The Financial Markets Authority is seeking information from the Inland Revenue Department that could reveal the extent of "concerning" KiwiSaver sales and switching practices the regulator claims are being used by banks.
The regulator's latest monitoring report on qualifying financial entities (QFEs) detailed a number of questionable methods lenders were allegedly using to woo customers in to their KiwiSaver schemes.
The FMA said it had become aware of bank staff telling customers that their credit applications would be more favourably considered if they transferred to the organisation's savings scheme.
Banks had also been asking customers if they would like to access KiwiSaver information alongside other bank account information, without explaining that this would require them to transfer to the bank's savings product, the FMA said.
It said another worrying practice involved customers being signed up for products such as personal loans and being provided a Kiwisaver transfer form alongside the other documentation, leading some customers to inadvertently transfer to the bank's scheme.
"None of these examples place the interests of the customer first," the FMA said. "The reflect poorly on the provider's attitude towards the customer or the product."
FMA director of compliance Elaine Campbell told the Herald that the information had come from a number of sources, including members of the public and rival KiwiSaver providers whose customers had switched schemes.
In order to find out how widespread such practices were, the FMA was seeking IRD data that would show how many KiwiSaver customers were switching schemes and then quickly switching back to their previous provider, Campbell said.
"That would demonstrate that the switch wasn't an informed decision -- that they perhaps didn't understand what they were doing at the time they were undertaking that transaction."
The FMA has not named any banks it is concerned about, but Campbell said that could change.
"We would probably look at what regulatory tools we have to address those behaviours at that bank, versus a naming and shaming approach," she said. "It might be that at the end of that process the bank that we're concerned with is publicly named."
New Zealand Bankers' Association chief executive Kirk Hope said banks took their regulatory obligations seriously.
"The [FMA] report includes examples of good practice and covers a range of QFEs, including non-banks," Hope said. "The report is part of a valuable ongoing process that helps identify issues and improve QFE practices.

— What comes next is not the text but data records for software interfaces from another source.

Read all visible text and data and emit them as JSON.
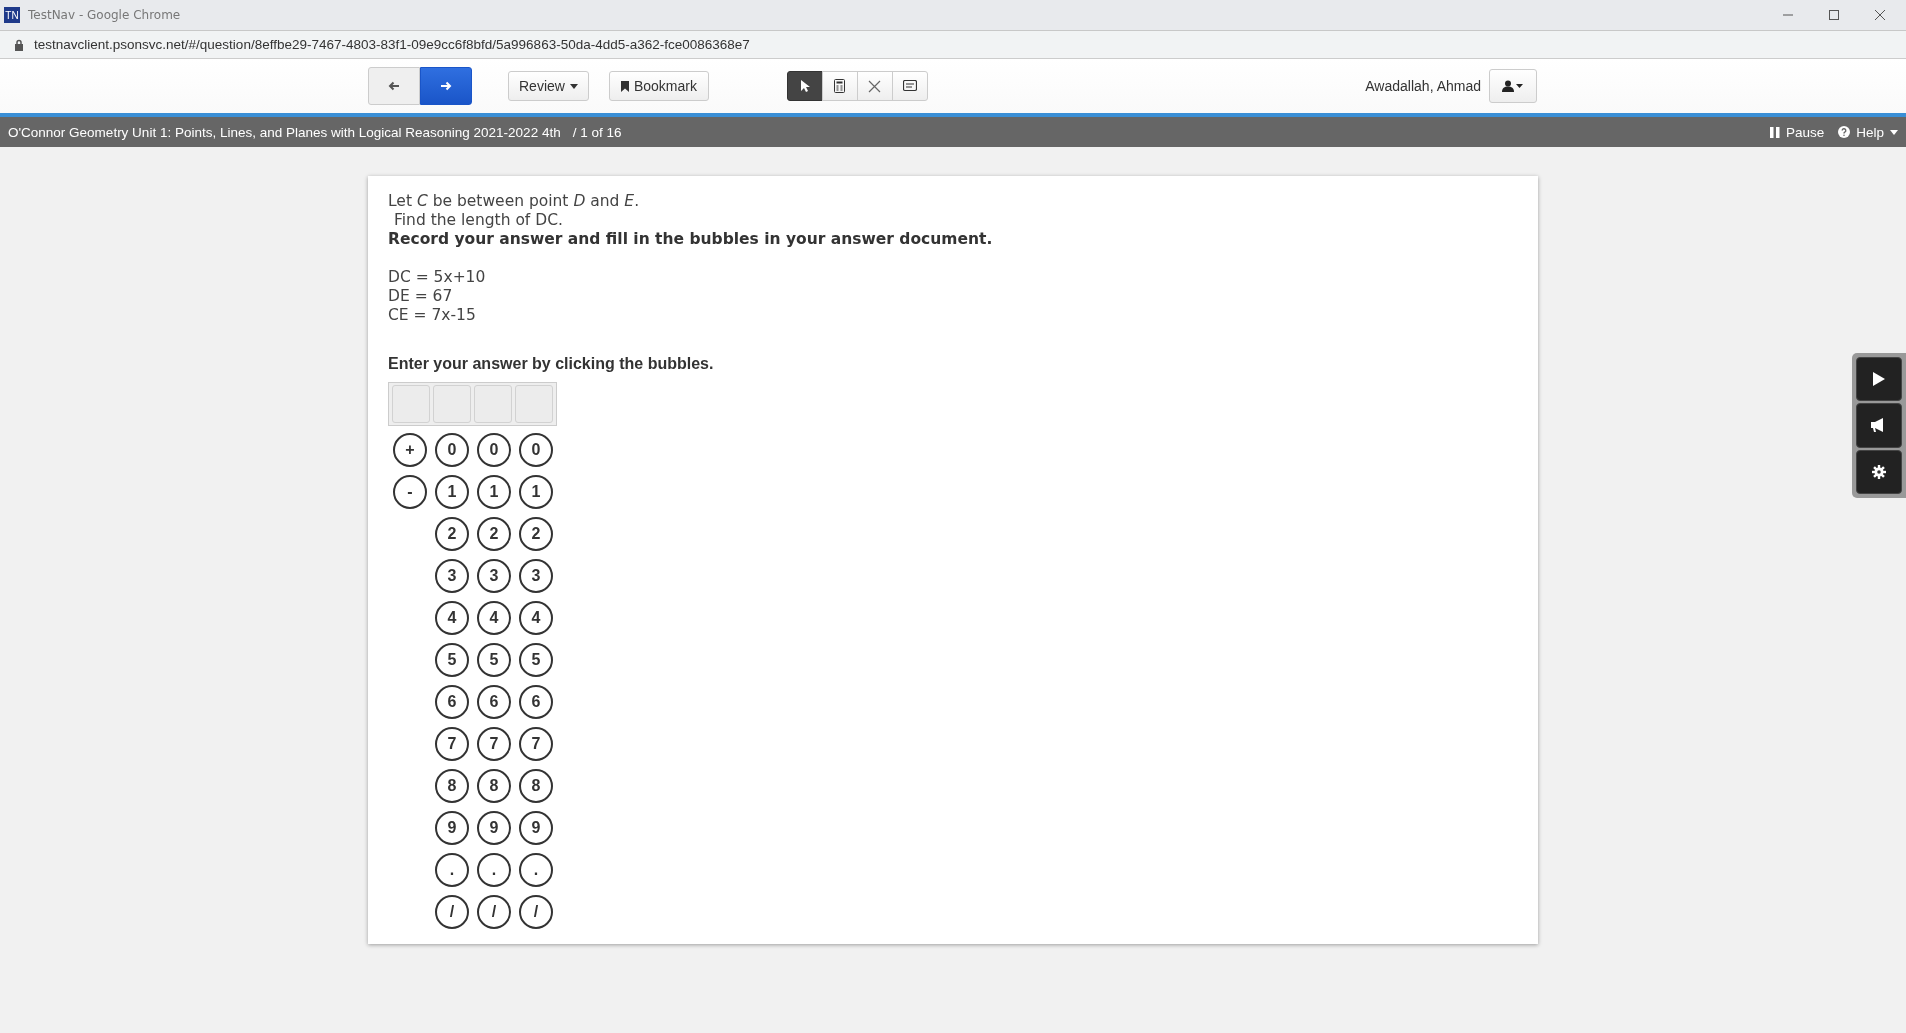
{
  "window": {
    "app_icon": "TN",
    "title": "TestNav - Google Chrome"
  },
  "address_bar": {
    "url": "testnavclient.psonsvc.net/#/question/8effbe29-7467-4803-83f1-09e9cc6f8bfd/5a996863-50da-4dd5-a362-fce0086368e7"
  },
  "toolbar": {
    "nav": [
      {
        "kind": "back",
        "selected": false
      },
      {
        "kind": "next",
        "selected": true
      }
    ],
    "review": "Review",
    "bookmark": "Bookmark",
    "tools": [
      {
        "kind": "pointer",
        "selected": true
      },
      {
        "kind": "calculator",
        "selected": false
      },
      {
        "kind": "eliminator",
        "selected": false
      },
      {
        "kind": "notes",
        "selected": false
      }
    ],
    "user_name": "Awadallah, Ahmad"
  },
  "test_bar": {
    "title": "O'Connor Geometry Unit 1: Points, Lines, and Planes with Logical Reasoning 2021-2022 4th",
    "progress": "/ 1 of 16",
    "pause": "Pause",
    "help": "Help"
  },
  "question": {
    "lines": [
      "Let *C* be between point *D* and *E*.",
      "Find the length of DC."
    ],
    "emphasis": "Record your answer and fill in the bubbles in your answer document.",
    "equations": [
      "DC = 5x+10",
      "DE = 67",
      "CE = 7x-15"
    ],
    "instruction": "Enter your answer by clicking the bubbles.",
    "columns": [
      {
        "bubbles": [
          "+",
          "-"
        ]
      },
      {
        "bubbles": [
          "0",
          "1",
          "2",
          "3",
          "4",
          "5",
          "6",
          "7",
          "8",
          "9",
          ".",
          "/"
        ]
      },
      {
        "bubbles": [
          "0",
          "1",
          "2",
          "3",
          "4",
          "5",
          "6",
          "7",
          "8",
          "9",
          ".",
          "/"
        ]
      },
      {
        "bubbles": [
          "0",
          "1",
          "2",
          "3",
          "4",
          "5",
          "6",
          "7",
          "8",
          "9",
          ".",
          "/"
        ]
      }
    ]
  },
  "side_tools": [
    {
      "kind": "play"
    },
    {
      "kind": "announce"
    },
    {
      "kind": "settings"
    }
  ]
}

Importantly, it also helps deliver a better customer experience. Banks are all about continuous improvement and that's one of the reasons why New Zealanders rate their own banks highly."
The FMA is also concerned about an unexpectedly low number of breaches detailed in QFEs annual reports, as required by law.
"QFEs appear to be applying a materiality threshold to the reporting of breaches and only reporting those breaches that exceed the threshold," the report said. "This appears to be driven by concerns about the potential consequences of a breach of a QFE's terms and conditions. As a result, not all breaches are being reported to the FMA."